- _The task_:
Once the data has been read, return all of it precisely as written.

- - - - - - -

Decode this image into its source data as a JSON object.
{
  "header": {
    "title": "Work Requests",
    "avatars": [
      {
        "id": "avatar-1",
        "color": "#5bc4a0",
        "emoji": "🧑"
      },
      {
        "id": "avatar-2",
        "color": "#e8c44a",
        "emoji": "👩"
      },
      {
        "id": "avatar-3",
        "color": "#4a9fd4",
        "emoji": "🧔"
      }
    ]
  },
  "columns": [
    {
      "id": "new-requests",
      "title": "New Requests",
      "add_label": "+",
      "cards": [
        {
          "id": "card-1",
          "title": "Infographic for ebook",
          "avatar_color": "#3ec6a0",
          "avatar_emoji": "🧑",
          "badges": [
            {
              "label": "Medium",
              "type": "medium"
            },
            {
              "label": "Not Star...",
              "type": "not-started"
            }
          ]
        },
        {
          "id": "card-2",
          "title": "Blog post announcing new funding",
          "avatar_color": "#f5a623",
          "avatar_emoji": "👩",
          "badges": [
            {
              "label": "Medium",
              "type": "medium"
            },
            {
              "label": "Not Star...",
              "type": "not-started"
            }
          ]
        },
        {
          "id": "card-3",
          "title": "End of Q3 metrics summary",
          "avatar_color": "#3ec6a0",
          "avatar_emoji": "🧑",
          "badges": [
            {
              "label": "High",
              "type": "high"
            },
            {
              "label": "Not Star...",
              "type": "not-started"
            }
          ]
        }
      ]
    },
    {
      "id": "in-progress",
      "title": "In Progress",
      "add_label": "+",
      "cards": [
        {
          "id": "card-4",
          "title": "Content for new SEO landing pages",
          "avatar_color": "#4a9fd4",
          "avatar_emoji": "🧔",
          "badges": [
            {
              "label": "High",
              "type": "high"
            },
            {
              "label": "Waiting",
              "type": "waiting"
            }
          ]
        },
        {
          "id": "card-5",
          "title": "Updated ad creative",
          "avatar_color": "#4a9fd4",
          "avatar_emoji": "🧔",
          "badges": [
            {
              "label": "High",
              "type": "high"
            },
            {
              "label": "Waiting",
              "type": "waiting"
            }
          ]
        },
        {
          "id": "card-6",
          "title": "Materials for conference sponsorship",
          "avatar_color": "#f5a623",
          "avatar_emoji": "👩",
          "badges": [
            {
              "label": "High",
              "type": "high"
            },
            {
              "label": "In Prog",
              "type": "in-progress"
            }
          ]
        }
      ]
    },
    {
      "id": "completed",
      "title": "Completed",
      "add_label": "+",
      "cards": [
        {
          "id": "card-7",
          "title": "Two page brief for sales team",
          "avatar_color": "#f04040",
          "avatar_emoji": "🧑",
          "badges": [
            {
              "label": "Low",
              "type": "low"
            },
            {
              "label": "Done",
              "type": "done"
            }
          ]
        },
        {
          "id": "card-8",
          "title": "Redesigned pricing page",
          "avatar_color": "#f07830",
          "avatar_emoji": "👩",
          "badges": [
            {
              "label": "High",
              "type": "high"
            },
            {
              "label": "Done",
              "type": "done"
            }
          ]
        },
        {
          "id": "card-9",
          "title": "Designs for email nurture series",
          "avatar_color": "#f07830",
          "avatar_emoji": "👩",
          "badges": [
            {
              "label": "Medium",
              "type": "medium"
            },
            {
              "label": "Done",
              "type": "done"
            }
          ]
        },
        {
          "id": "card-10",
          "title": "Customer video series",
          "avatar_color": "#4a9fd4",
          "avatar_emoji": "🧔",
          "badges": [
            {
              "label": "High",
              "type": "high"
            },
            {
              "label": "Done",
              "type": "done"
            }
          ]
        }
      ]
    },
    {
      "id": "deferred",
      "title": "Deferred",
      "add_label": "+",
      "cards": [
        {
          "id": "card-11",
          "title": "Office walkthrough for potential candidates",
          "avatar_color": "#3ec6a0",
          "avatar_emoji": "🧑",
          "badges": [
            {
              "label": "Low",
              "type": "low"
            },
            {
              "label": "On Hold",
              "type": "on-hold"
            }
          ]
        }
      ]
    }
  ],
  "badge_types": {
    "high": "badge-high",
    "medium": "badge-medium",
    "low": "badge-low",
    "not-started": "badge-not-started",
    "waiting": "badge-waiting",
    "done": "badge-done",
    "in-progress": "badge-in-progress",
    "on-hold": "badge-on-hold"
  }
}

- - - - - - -

- _Problem solution_:
Decode this image into its source data as a JSON object.
{
  "header": {
    "title": "Work Requests",
    "avatars": [
      {
        "id": "avatar-1",
        "color": "#5bc4a0",
        "emoji": "🧑"
      },
      {
        "id": "avatar-2",
        "color": "#e8c44a",
        "emoji": "👩"
      },
      {
        "id": "avatar-3",
        "color": "#4a9fd4",
        "emoji": "🧔"
      }
    ]
  },
  "columns": [
    {
      "id": "new-requests",
      "title": "New Requests",
      "add_label": "+",
      "cards": [
        {
          "id": "card-1",
          "title": "Infographic for ebook",
          "avatar_color": "#3ec6a0",
          "avatar_emoji": "🧑",
          "badges": [
            {
              "label": "Medium",
              "type": "medium"
            },
            {
              "label": "Not Star...",
              "type": "not-started"
            }
          ]
        },
        {
          "id": "card-2",
          "title": "Blog post announcing new funding",
          "avatar_color": "#f5a623",
          "avatar_emoji": "👩",
          "badges": [
            {
              "label": "Medium",
              "type": "medium"
            },
            {
              "label": "Not Star...",
              "type": "not-started"
            }
          ]
        },
        {
          "id": "card-3",
          "title": "End of Q3 metrics summary",
          "avatar_color": "#3ec6a0",
          "avatar_emoji": "🧑",
          "badges": [
            {
              "label": "High",
              "type": "high"
            },
            {
              "label": "Not Star...",
              "type": "not-started"
            }
          ]
        }
      ]
    },
    {
      "id": "in-progress",
      "title": "In Progress",
      "add_label": "+",
      "cards": [
        {
          "id": "card-4",
          "title": "Content for new SEO landing pages",
          "avatar_color": "#4a9fd4",
          "avatar_emoji": "🧔",
          "badges": [
            {
              "label": "High",
              "type": "high"
            },
            {
              "label": "Waiting",
              "type": "waiting"
            }
          ]
        },
        {
          "id": "card-5",
          "title": "Updated ad creative",
          "avatar_color": "#4a9fd4",
          "avatar_emoji": "🧔",
          "badges": [
            {
              "label": "High",
              "type": "high"
            },
            {
              "label": "Waiting",
              "type": "waiting"
            }
          ]
        },
        {
          "id": "card-6",
          "title": "Materials for conference sponsorship",
          "avatar_color": "#f5a623",
          "avatar_emoji": "👩",
          "badges": [
            {
              "label": "High",
              "type": "high"
            },
            {
              "label": "In Prog",
              "type": "in-progress"
            }
          ]
        }
      ]
    },
    {
      "id": "completed",
      "title": "Completed",
      "add_label": "+",
      "cards": [
        {
          "id": "card-7",
          "title": "Two page brief for sales team",
          "avatar_color": "#f04040",
          "avatar_emoji": "🧑",
          "badges": [
            {
              "label": "Low",
              "type": "low"
            },
            {
              "label": "Done",
              "type": "done"
            }
          ]
        },
        {
          "id": "card-8",
          "title": "Redesigned pricing page",
          "avatar_color": "#f07830",
          "avatar_emoji": "👩",
          "badges": [
            {
              "label": "High",
              "type": "high"
            },
            {
              "label": "Done",
              "type": "done"
            }
          ]
        },
        {
          "id": "card-9",
          "title": "Designs for email nurture series",
          "avatar_color": "#f07830",
          "avatar_emoji": "👩",
          "badges": [
            {
              "label": "Medium",
              "type": "medium"
            },
            {
              "label": "Done",
              "type": "done"
            }
          ]
        },
        {
          "id": "card-10",
          "title": "Customer video series",
          "avatar_color": "#4a9fd4",
          "avatar_emoji": "🧔",
          "badges": [
            {
              "label": "High",
              "type": "high"
            },
            {
              "label": "Done",
              "type": "done"
            }
          ]
        }
      ]
    },
    {
      "id": "deferred",
      "title": "Deferred",
      "add_label": "+",
      "cards": [
        {
          "id": "card-11",
          "title": "Office walkthrough for potential candidates",
          "avatar_color": "#3ec6a0",
          "avatar_emoji": "🧑",
          "badges": [
            {
              "label": "Low",
              "type": "low"
            },
            {
              "label": "On Hold",
              "type": "on-hold"
            }
          ]
        }
      ]
    }
  ],
  "badge_types": {
    "high": "badge-high",
    "medium": "badge-medium",
    "low": "badge-low",
    "not-started": "badge-not-started",
    "waiting": "badge-waiting",
    "done": "badge-done",
    "in-progress": "badge-in-progress",
    "on-hold": "badge-on-hold"
  }
}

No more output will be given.